|Application context:||Vegetable farm (Agriculture)|
|Problem definition:||Bird damage to celery crops (All year) and iceberg lettuce (October to April)|
|Bird species:||Australian Wood Duck (Chenonetta Jubata) and Crows (Corvidae)|
|Time of the year with bird problems:||All year round|
|Time of the day with bird problems:||From dusk till dawn|
|Number of systems:||5 x AVIX Autonomic Mark II|
|In use since:||2018|
|Laser projection area:||283 hectares (700 acres)|
|Bird reduction after the laser deployment:||90%|
Laser system deployed as duck deterrent helps Australian farmers repel wood ducks
Australian horticulture industry
Almost 90% of all fresh vegetables stocked at Australian supermarkets are grown in Australia1. Australian vegetable growers produce a range of vegetable crops for commercial sale to meet the demands of the market. As a result of meeting the market demands, vegetable production in 2018 was the sixth-highest valued agricultural industry in Australia. The gross value of vegetable production increased in 2018 by 5% to 4.1 billion Australian dollars2.
As the gross value of vegetable production increases every year, all threats to production become more of a risk to a farmer’s supply and revenue. Wood ducks are one of the threats that have caused severe damage to vegetable crops. For example, lettuces, sweet corn, and tomatoes, which hold a high gross value. As a result of this damage, local farmers have to protect their crops in a cost and time-effective manner.
Alternative VS traditional bird control methods
There are many bird control methods available to Australian horticulture growers, but each has its limitations. Scare guns or sound-based methods create noise disturbance for neighbors. Visual methods such as a scarecrow or netting do not work as a permanent solution, as birds become habituated to them. This leads farmers to search for alternative bird control methods that will decrease their crop loss and increase their revenue. The exact scenario occurred at Gazzola Farms.
Gazzola Farms is an Australian family-owned and operated company since 1932. One of two locations on the Mornington Peninsula is run by Dean and Alex Gazzola, they manage 500 acres of vegetable crops in Boneo, Victoria. The farm grows celery all year round and iceberg lettuce from October to April. There is a heightened risk of damage by wood ducks with crops being harvested all year round.
Gazzola Farms often spotted 20-30 ducks in each field, with both lettuce and celery crops significantly damaged. At times employees would recall that overnight Gazzola Farms could lose a couple of hundred dollars worth of lettuce as a result of ducks foraging. Gazzola Farms attempted to scare the ducks away with a scare gun and sound devices. After exhausting almost every method in the book, they began searching for an alternative solution.
Laser system deployed as an effective duck deterrent

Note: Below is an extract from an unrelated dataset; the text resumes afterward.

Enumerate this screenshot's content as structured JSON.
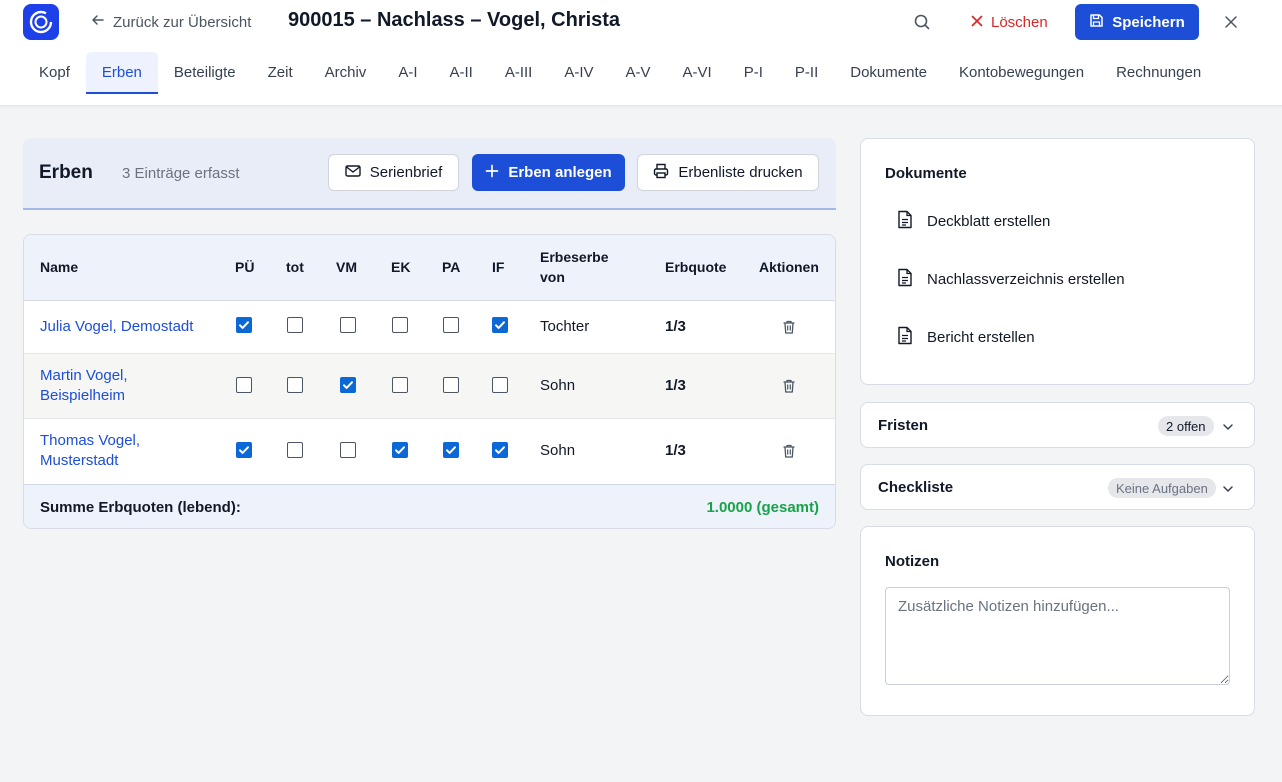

In 2018 through E.E. Muir & Sons (an Australian partner of Bird Control Group), Gazzola Farms found the AVIX Autonomic Mark II manufactured by Bird Control Group. E.E. Muir & Sons is an Australian owned company since 1927, they provide superior services to help farmers protect their farms in an environmentally friendly manner and increase farmers’ profitability.
The AVIX Autonomic Mark II is a laser bird deterrent system designed to help farmers rid themselves of many bird species including ducks, the laser emits a strong beam of green light that spooks ducks as it crosses their path without causing any physical harm. As an automated duck deterrent, the system can function effectively 24/7 to keep ducks away. The bird deterrent has a wide projection range and can be programmed to accommodate a variety of applications. If the laser is deployed before the harvest season farmers can begin to disperse ducks and within a few months reduce their presence by more than 70%.
After a few months of Gazzola Farms installing the laser as a duck deterrent, they immediately saw the results. Dean Gazzola says “Since the laser has been installed we’ve had almost no bird activity on the crops or the areas the laser system covers. The crops not covered by lasers seem to be where the birds congregate and we are hoping once the last laser is installed we will have no bird life near the crops at all.”
“We are extremely happy with the system, I would definitely recommend it to my neighbors as it is easy to use and extremely user-friendly. We will continue to get more until all parts of the farm are covered.”
Dean Gazzola, Manager of Gazzola Farms, Melbourne, Australia